“His heart is here! Wake up!” Blake will never forget waking up to these words when her father received the call that would save his life and change the course of hers forever. Blake felt helpless when her father was on the waiting list, but after his successful transplant, she found a calling in spreading the word about organ and tissue donation. Blake became a NJ Sharing Network Ambassador at 13, and continues to share her story. She founded the Donate Life club at her high school, leads a 5k Celebration team, and plans to continue her efforts in college. “I am inspired by my Dad’s story, the honorable donors, and the students who have told me they changed their license to reflect ‘organ donor. “

During their 19-week ultrasound appointment, Sherry and RH’s excitement turned to terror when they were told their son’s bladder was abnormally large. To save their baby’s life, Sherry underwent fetal surgery. When Douglas was born, he was diagnosed with chronic kidney disease, and a rare birth defect called prune belly syndrome. Yearning for answers and action, Sherry received resources from National Kidney Foundation, and began personally spreading the word about kidney disease. Now almost three, Douglas has already been through 15 surgeries, but remains a happy, active little boy who loves tractors, Mickey Mouse, and playing with his older sister. Despite the many challenges he faces, his parents know he’s strong enough for the fight. His mother reflects on their health journey: “I want everyone to know about kidney disease, for people to get tested to become living donors. Not just for our son when the time comes, but for others waiting for the gift of life.”

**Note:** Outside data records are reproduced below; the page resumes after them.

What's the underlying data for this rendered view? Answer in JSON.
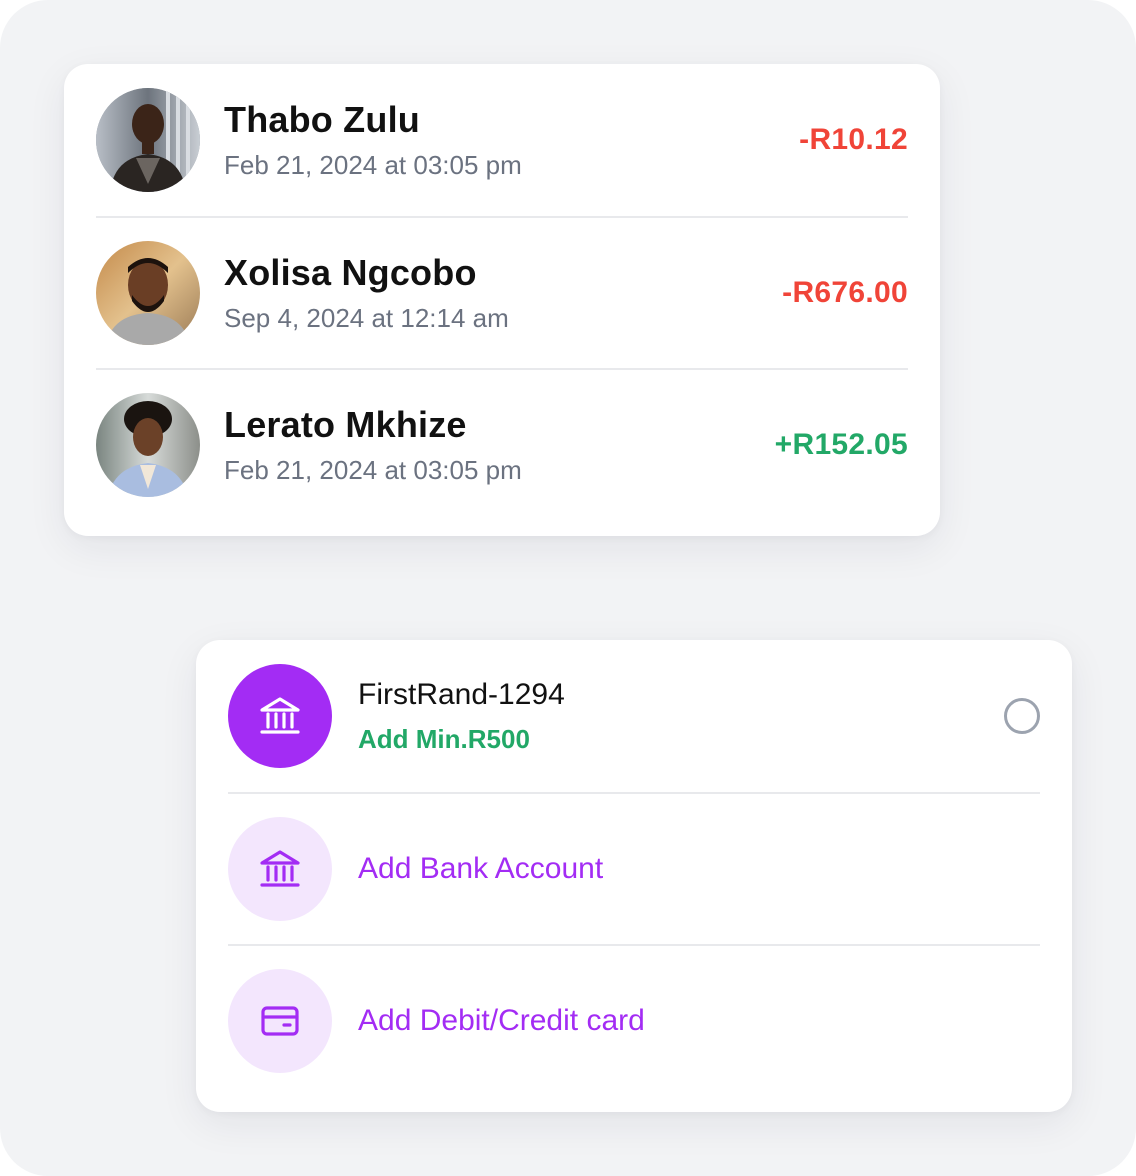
{
  "colors": {
    "negative": "#f04438",
    "positive": "#22a867",
    "accent": "#a32cf4",
    "accent_soft": "#f3e6fd",
    "divider": "#e8e9ec"
  },
  "transactions": [
    {
      "name": "Thabo Zulu",
      "date": "Feb 21, 2024 at 03:05 pm",
      "amount": "-R10.12",
      "direction": "debit",
      "avatar": "avatar-photo-man-jacket"
    },
    {
      "name": "Xolisa Ngcobo",
      "date": "Sep 4, 2024 at 12:14 am",
      "amount": "-R676.00",
      "direction": "debit",
      "avatar": "avatar-photo-man-beard"
    },
    {
      "name": "Lerato Mkhize",
      "date": "Feb 21, 2024 at 03:05 pm",
      "amount": "+R152.05",
      "direction": "credit",
      "avatar": "avatar-photo-woman-blazer"
    }
  ],
  "payment_methods": {
    "selected_account": {
      "title": "FirstRand-1294",
      "subtitle": "Add Min.R500",
      "icon": "bank-icon",
      "selected": false
    },
    "actions": [
      {
        "label": "Add Bank Account",
        "icon": "bank-icon"
      },
      {
        "label": "Add Debit/Credit card",
        "icon": "card-icon"
      }
    ]
  }
}
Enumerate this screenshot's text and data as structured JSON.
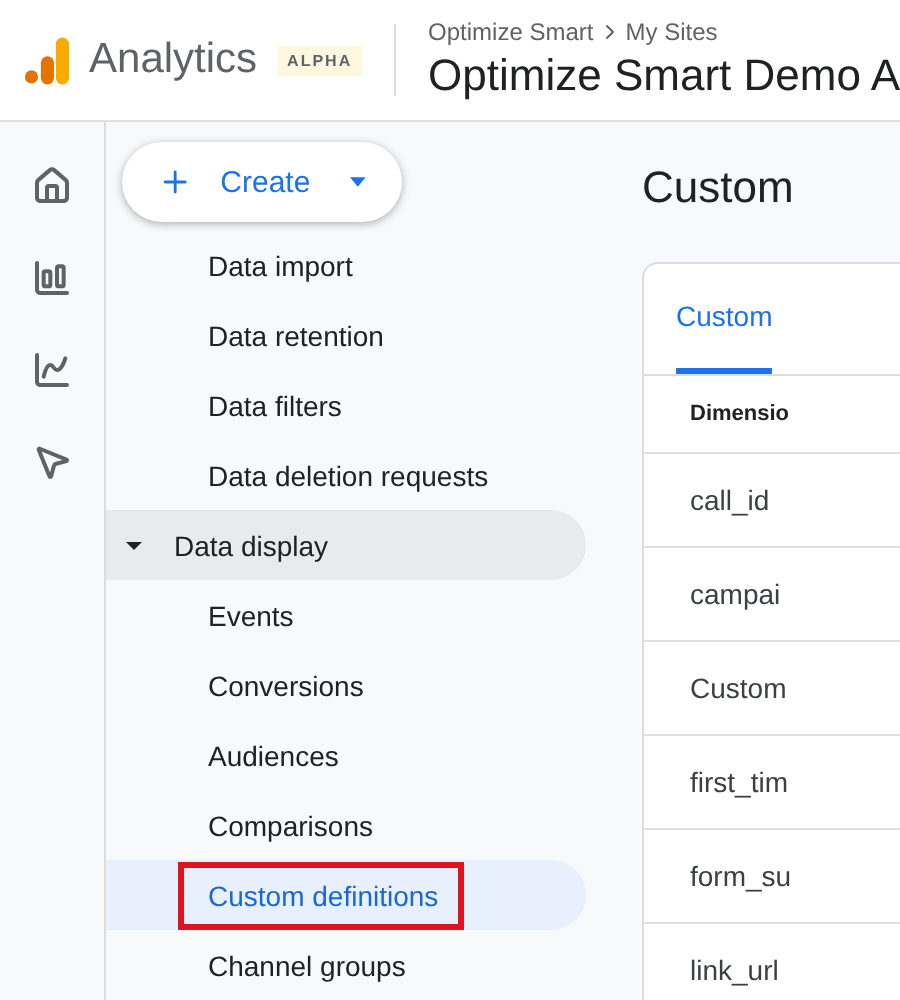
{
  "header": {
    "app_name": "Analytics",
    "badge": "ALPHA",
    "breadcrumb": [
      "Optimize Smart",
      "My Sites"
    ],
    "property": "Optimize Smart Demo A"
  },
  "rail": [
    {
      "kind": "home",
      "selected": false
    },
    {
      "kind": "reports",
      "selected": false
    },
    {
      "kind": "explore",
      "selected": false
    },
    {
      "kind": "advertising",
      "selected": false
    }
  ],
  "create_button": {
    "label": "Create"
  },
  "nav": {
    "items": [
      {
        "label": "Data import",
        "selected": false
      },
      {
        "label": "Data retention",
        "selected": false
      },
      {
        "label": "Data filters",
        "selected": false
      },
      {
        "label": "Data deletion requests",
        "selected": false
      }
    ],
    "group": {
      "label": "Data display",
      "expanded": true,
      "children": [
        {
          "label": "Events",
          "selected": false,
          "annotated": false
        },
        {
          "label": "Conversions",
          "selected": false,
          "annotated": false
        },
        {
          "label": "Audiences",
          "selected": false,
          "annotated": false
        },
        {
          "label": "Comparisons",
          "selected": false,
          "annotated": false
        },
        {
          "label": "Custom definitions",
          "selected": true,
          "annotated": true
        },
        {
          "label": "Channel groups",
          "selected": false,
          "annotated": false
        }
      ]
    }
  },
  "content": {
    "title": "Custom",
    "tabs": [
      {
        "label": "Custom",
        "selected": true
      }
    ],
    "table": {
      "columns": [
        "Dimensio"
      ],
      "rows": [
        [
          "call_id"
        ],
        [
          "campai"
        ],
        [
          "Custom"
        ],
        [
          "first_tim"
        ],
        [
          "form_su"
        ],
        [
          "link_url"
        ]
      ]
    }
  }
}
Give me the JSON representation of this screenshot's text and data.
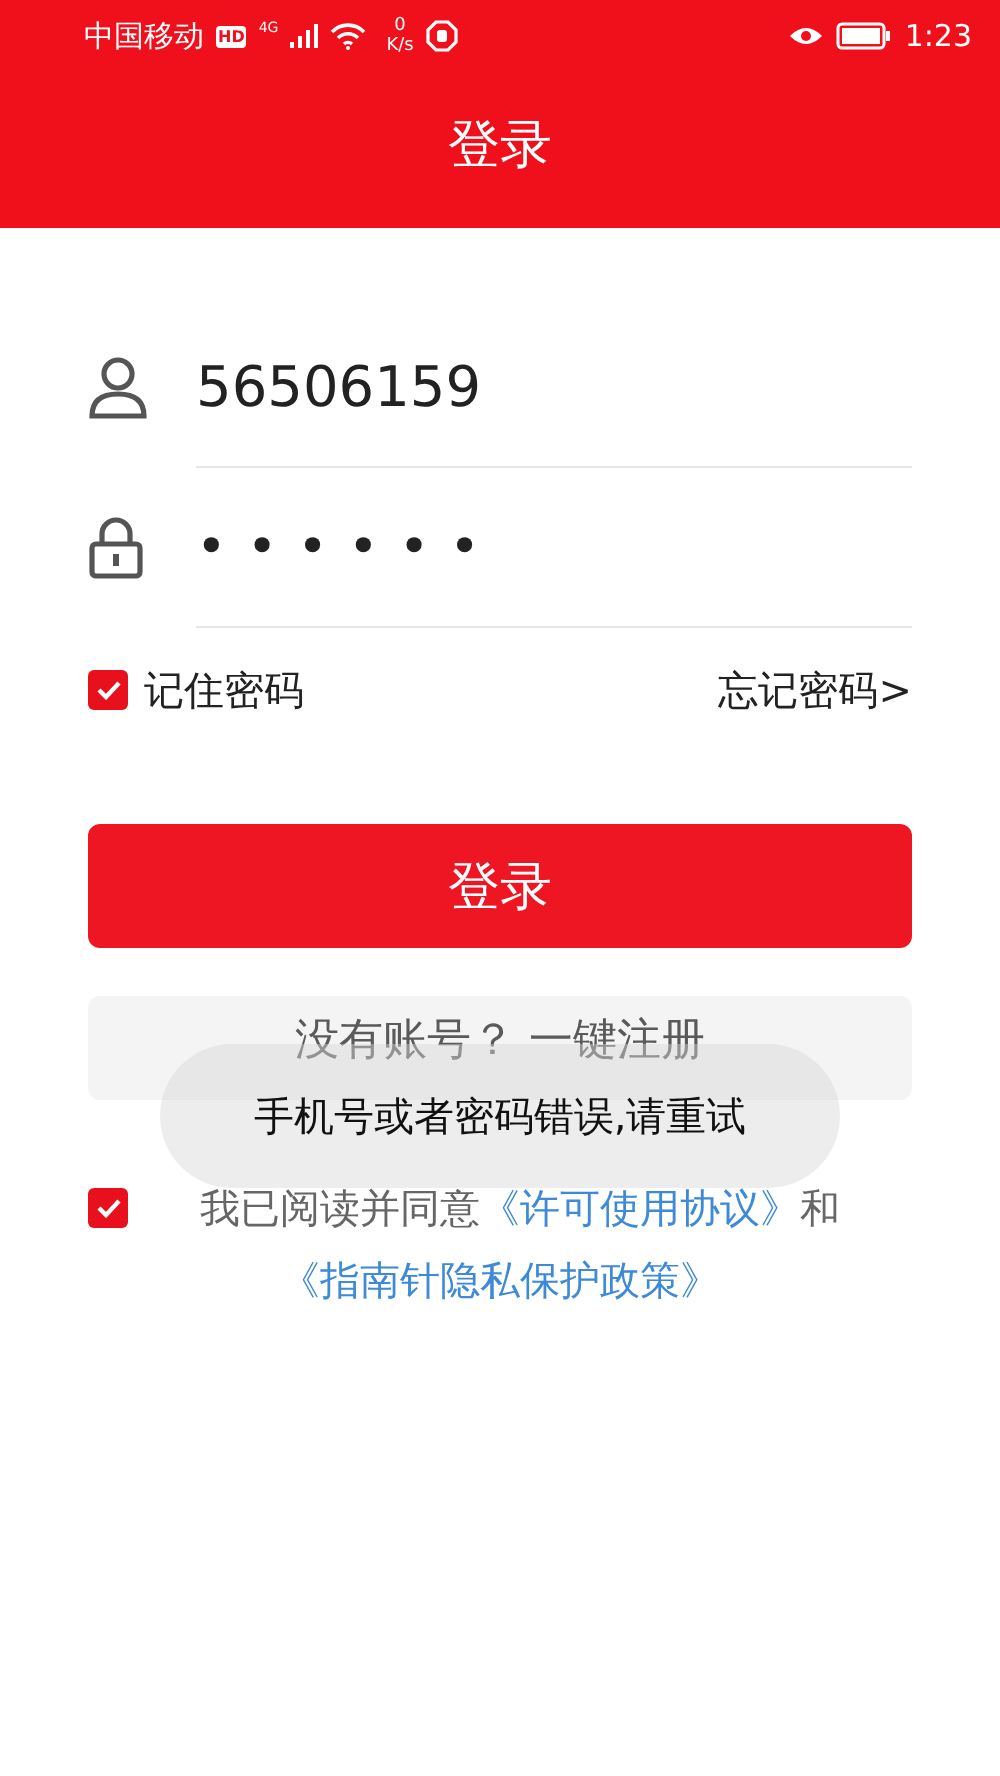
{
  "status_bar": {
    "carrier": "中国移动",
    "hd": "HD",
    "network": "4G",
    "speed_value": "0",
    "speed_unit": "K/s",
    "time": "1:23"
  },
  "header": {
    "title": "登录"
  },
  "form": {
    "username": {
      "value": "56506159"
    },
    "password": {
      "value": "••••••"
    },
    "remember": {
      "label": "记住密码",
      "checked": true
    },
    "forgot": "忘记密码>",
    "login_button": "登录",
    "register_button": "没有账号？ 一键注册"
  },
  "toast": "手机号或者密码错误,请重试",
  "agreement": {
    "checked": true,
    "prefix": "我已阅读并同意",
    "link1": "《许可使用协议》",
    "middle": "和",
    "link2": "《指南针隐私保护政策》"
  }
}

Natalie has a very rare auto-immune disorder that causes blood clots. It took months to receive a diagnosis and in that time, it did substantial damage both physically and cognitively. While she realizes she is fortunate to be alive, Natalie experienced multiple brain infractions that impacted her spatial orientation and balance. Kohlie has been a life-changing gift, as she assists Natalie with bracing, balancing, and retrieving things that drop so that Natalie can avoid leaning over. Natalie lives alone, but with Kohlie by her side, she has the comfort and confidence to travel, and was even able to visit her daughter in California. “I waited for two and a half years for Kohlie. During that time, I was essentially house bound unless someone accompanied me, but now Kohlie and I go everywhere together. She gave me the freedom to be independent. She gave me my life back.”

A CT scan and a biopsy confirmed that a mass in Griffin’s pelvis was Ewing Sarcoma, a type of bone cancer that occurs most often in and around the bones and typically affects children and young adults. Every time Jill arrived at the hospital for her 8-year-old son Griffin’s chemotherapy treatment for Ewing Sarcoma, she posted signs and drawings on the blank hospital room walls. One sign hung above Griffin’s bed and his IV pole: “GriffinStrong,” it said, with the scribbled signatures of his classmates. “Childhood cancer works overtime to destroy families. It does to children what even strong adults crumble beneath,” says Jill. As Griffin left his last treatment, he had advice for other kids going through sickness just like him. True to the motto he has kept with him through it all, he says, “Stay strong. You can do it.”

Latinos and women are among the populations disproportionately affected by Alzheimer’s and other dementias. Paula Meza falls into both demographics, however, she was unfamiliar with Alzheimer’s until her mother, Hermina, was diagnosed. Hermina’s extensive medical needs in addition to working full time and being a student, quickly overwhelmed Paula.

Paula began to feel desperate and unfit to manage her mother’s care. Then, a co-worker referred Paula to the Alzheimer’s Association. Although hesitant, Paula quickly felt supported by receiving educational materials in Spanish and connecting with a Spanish speaking outreach coordinator who continues to check in with the Meza family.